While exact numbers are not available, thousands of New Yorkers are arrested every year and charged with possessing a “gravity knife,” which the law defines as one that opens with “the force of gravity or the application of centrifugal force.” In other words, with a flick of the wrist.

In 1958, state legislators banned knives that had a blade that fell out of the handle when the user pointed it at the ground and pushed a lever. The same law bans weapons like brass knuckles and “Kung Fu stars.” But the modern knives sold in countless stores bear little resemblance to the knives that were the original subjects of the ban. Many people , including carpenters, construction workers and stagehands, have no idea that their knives can be made to open with a flick of a wrist — a skill many New York police officers have developed. Most don’t know that simply possessing such a knife breaks the law.

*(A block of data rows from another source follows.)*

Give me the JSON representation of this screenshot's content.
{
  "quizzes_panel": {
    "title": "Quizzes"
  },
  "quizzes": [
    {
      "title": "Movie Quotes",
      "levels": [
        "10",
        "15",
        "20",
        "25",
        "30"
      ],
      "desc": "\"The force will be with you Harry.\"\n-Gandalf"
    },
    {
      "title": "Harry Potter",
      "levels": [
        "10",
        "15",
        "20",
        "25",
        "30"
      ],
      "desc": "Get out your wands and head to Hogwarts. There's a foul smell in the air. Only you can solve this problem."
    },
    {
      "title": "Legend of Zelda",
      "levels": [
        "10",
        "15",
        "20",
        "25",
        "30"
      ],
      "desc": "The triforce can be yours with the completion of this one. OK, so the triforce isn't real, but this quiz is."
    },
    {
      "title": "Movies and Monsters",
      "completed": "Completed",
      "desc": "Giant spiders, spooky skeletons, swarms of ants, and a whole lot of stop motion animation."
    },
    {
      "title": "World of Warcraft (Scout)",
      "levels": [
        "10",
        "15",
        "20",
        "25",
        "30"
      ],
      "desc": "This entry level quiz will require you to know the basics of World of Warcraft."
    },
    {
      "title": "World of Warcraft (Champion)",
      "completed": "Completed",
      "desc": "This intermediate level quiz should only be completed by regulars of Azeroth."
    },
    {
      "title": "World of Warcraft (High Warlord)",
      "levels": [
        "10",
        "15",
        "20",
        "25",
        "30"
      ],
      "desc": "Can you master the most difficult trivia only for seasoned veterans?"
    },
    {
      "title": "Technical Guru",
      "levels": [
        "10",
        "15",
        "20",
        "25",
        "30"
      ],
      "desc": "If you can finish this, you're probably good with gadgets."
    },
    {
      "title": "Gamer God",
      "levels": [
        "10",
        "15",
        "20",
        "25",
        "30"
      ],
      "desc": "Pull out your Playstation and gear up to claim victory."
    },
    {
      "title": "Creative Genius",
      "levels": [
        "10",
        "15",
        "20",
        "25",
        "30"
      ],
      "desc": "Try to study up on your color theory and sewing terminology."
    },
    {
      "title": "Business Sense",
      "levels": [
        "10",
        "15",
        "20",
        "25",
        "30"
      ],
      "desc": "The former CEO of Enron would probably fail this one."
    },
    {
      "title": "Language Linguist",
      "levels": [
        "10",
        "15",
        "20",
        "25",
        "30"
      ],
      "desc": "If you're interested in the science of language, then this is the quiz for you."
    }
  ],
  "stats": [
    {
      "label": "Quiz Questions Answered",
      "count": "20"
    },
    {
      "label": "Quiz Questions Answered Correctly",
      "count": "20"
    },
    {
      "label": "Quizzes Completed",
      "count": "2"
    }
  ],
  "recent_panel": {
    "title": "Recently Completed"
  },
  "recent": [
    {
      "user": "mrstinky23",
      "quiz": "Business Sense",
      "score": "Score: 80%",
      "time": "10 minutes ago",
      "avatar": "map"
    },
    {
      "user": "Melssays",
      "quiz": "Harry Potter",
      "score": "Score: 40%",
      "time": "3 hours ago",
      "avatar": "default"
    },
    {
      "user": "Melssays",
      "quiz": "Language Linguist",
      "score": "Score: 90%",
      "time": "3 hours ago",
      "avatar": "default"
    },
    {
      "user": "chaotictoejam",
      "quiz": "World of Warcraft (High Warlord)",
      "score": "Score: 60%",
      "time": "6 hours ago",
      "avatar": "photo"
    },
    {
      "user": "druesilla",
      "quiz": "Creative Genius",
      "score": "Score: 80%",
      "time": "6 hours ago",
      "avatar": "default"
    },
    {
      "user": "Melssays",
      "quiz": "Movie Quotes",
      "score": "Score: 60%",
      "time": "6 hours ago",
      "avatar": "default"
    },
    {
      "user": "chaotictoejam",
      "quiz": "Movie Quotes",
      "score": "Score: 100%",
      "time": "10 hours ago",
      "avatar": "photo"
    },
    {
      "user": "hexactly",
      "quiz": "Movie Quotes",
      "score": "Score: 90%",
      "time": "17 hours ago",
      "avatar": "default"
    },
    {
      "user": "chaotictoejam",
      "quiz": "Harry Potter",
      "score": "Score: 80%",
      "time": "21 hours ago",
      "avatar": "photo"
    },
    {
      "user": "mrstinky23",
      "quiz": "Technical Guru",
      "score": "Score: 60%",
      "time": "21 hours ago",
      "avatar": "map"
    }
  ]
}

Between 2000 and 2012, New York City police officers arrested 70,000 people for violating the weapons law; based on a six-month sample reviewed by the Legal Aid Society, which represents indigent defendants, gravity knives account for more than two-thirds of arrests under the law. Most of these cases don’t go to trial, but the arrest itself, and the following entanglement with the justice system, can wreak havoc on a person’s life, especially a lower-income person who can’t afford to spend day after day returning to court. And while possession is a misdemeanor, it can become a felony if a person has a prior conviction, which could mean up to seven years behind bars.

In 2010, the Manhattan district attorney, Cyrus Vance Jr., charged 14 retailers , including Home Depot, with selling illegal switchblade and gravity knives, and agreed not to prosecute them if they stopped selling the knives, handed over profits from past knife sales and financed a $900,000 public-education campaign. Six years later, less than $100,000 of that money has been spent, and the knives are as available as ever. Mr. Vance’s office even granted an exception to Paragon Sports, a high-end sporting goods store that sells custom knives, because expensive knives supposedly aren’t being used in crimes.

But it’s not clear that illegal, cheaper knives are being used that way more than legal ones. According to data collected by the Legal Aid Society, in the second half of 2015, Mr. Vance’s office prosecuted 254 of its clients charged with gravity-knife possession. In only four cases was the defendant charged with intent to use the knife unlawfully.

The state’s Office of Court Administration has called for a change in the law, and a bill in Albany would exempt from the ban the sorts of knives that are widely available for sale and that the average person would need both hands to open. This would help to reduce the number of unwarranted arrests without endangering public safety. A similar bill passed the Assembly last year but failed in the Senate. There is no reason not to pass it this time.